Hong Kong Shrouded in Smog Following Tropical Storm

By Leo Timm
Leo Timm
Leo Timm
Leo Timm is a freelance contributor to The Epoch Times. He covers Chinese politics, culture, and current affairs.
August 23, 2013 Updated: August 23, 2013

Trying to snap a photo of your family in front of Hong Kong’s skyline? You’re better off posing in front of a poster, as some tourists are now doing, since heavy haze is blanketing the city. Following a typhoon that brought in smog and pollutants, Hong Kong’s air pollution index has been reported as “very high.”

Tourists were photographed taking pictures of each other before posters depicting clean blue skies, with Hong Kong’s skyscrapers in clear visibility. Behind the posters, in the same photos posted on popular Chinese Web portal NetEase, the city’s normally-scenic bay is a ghostly shade of grey.

The Tropical Storm Trami, which passed over Taiwan, is causing stagnant air in parts of the Pearl River region as it makes its way to southeast China. Pollutants swept in by the storm are now trapped.

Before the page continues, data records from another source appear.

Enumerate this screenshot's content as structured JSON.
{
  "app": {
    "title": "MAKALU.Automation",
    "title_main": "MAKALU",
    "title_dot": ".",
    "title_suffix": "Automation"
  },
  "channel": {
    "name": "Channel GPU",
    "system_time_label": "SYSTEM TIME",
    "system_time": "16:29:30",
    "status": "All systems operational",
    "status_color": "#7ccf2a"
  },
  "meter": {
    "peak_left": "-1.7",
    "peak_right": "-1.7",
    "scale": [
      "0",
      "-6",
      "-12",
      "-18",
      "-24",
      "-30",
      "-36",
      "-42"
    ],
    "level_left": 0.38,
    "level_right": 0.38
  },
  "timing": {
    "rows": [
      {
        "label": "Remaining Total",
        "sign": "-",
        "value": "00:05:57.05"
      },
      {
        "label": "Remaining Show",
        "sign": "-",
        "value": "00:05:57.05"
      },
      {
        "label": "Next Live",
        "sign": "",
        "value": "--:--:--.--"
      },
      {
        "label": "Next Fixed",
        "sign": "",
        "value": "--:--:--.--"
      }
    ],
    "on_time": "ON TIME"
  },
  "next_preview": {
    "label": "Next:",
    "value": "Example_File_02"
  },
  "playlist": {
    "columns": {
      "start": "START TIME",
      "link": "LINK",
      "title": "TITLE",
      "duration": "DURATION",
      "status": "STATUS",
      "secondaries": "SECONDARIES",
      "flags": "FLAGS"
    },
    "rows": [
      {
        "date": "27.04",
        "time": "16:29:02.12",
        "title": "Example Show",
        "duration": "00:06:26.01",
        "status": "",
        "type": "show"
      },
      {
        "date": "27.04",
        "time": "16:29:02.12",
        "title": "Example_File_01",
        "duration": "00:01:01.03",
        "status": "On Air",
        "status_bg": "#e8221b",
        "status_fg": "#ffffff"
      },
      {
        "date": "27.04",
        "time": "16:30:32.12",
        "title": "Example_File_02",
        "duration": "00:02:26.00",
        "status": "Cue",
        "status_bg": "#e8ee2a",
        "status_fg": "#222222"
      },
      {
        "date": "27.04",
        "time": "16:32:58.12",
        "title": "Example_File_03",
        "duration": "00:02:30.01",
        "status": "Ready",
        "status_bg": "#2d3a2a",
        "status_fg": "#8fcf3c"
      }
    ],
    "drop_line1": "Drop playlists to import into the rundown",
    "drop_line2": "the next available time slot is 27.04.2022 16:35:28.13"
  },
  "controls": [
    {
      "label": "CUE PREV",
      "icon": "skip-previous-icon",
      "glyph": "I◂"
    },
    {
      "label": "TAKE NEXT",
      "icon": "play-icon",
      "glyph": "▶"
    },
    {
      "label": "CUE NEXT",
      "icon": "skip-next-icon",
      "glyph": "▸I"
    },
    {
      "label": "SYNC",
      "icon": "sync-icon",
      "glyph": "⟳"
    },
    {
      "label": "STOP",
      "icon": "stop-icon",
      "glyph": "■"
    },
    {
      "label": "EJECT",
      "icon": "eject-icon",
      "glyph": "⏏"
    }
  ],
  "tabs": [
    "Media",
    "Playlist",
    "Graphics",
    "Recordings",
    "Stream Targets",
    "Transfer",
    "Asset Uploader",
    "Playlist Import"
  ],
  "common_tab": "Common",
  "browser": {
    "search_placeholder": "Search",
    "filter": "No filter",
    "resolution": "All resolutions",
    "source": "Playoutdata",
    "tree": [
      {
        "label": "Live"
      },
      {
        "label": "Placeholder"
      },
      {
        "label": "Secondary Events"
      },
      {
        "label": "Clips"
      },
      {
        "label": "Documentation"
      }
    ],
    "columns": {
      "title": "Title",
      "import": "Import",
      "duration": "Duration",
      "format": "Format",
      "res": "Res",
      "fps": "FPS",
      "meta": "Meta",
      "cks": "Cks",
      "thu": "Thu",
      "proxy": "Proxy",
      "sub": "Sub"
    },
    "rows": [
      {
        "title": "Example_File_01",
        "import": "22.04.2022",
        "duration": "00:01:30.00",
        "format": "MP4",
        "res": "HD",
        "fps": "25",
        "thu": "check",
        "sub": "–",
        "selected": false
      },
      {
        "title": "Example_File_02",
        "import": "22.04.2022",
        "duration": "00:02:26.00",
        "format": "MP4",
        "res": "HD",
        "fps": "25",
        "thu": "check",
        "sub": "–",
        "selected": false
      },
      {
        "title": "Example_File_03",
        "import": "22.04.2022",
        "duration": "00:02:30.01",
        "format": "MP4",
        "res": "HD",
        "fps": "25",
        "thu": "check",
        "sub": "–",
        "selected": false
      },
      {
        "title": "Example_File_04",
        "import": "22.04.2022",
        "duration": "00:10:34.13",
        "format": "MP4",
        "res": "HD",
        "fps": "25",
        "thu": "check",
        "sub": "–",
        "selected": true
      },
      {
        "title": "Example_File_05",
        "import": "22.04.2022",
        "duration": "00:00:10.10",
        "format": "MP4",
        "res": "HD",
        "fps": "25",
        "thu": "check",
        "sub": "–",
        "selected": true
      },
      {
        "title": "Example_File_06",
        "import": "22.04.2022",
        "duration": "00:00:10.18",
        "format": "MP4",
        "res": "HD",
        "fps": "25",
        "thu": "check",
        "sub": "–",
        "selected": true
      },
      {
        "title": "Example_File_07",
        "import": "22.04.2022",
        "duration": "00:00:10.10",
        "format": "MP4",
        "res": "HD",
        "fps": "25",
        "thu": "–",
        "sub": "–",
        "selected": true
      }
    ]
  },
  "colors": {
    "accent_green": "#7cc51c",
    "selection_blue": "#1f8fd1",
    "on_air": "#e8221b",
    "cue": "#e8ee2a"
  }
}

“The high air pollution incident is a result of the trapping of local pollutants, in particular nitrogen dioxide, in the territory under the light wind,” said the Environmental Protection Department in a statement e-mailed to Bloomberg. Conditions are particularly severe in areas with many skyscrapers.

In the first half of 2013, air pollution caused more than 1,600 premature deaths and cost the city HK$18.7 billion ($2.4 billion). Air quality standards that were adopted in 1987 have yet to be achieved, despite government subsidies, as reported by Bloomberg.

According to the Wall Street Journal, a great deal of the pollution comes from southern Chinese factories, as well as 18,000 liquefied petroleum gas-powered taxis, which collectively form one of the biggest culprits. They are largely responsible for the white haze that often blankets Hong Kong’s skies.

Leo Timm
Leo Timm
Leo Timm is a freelance contributor to The Epoch Times. He covers Chinese politics, culture, and current affairs.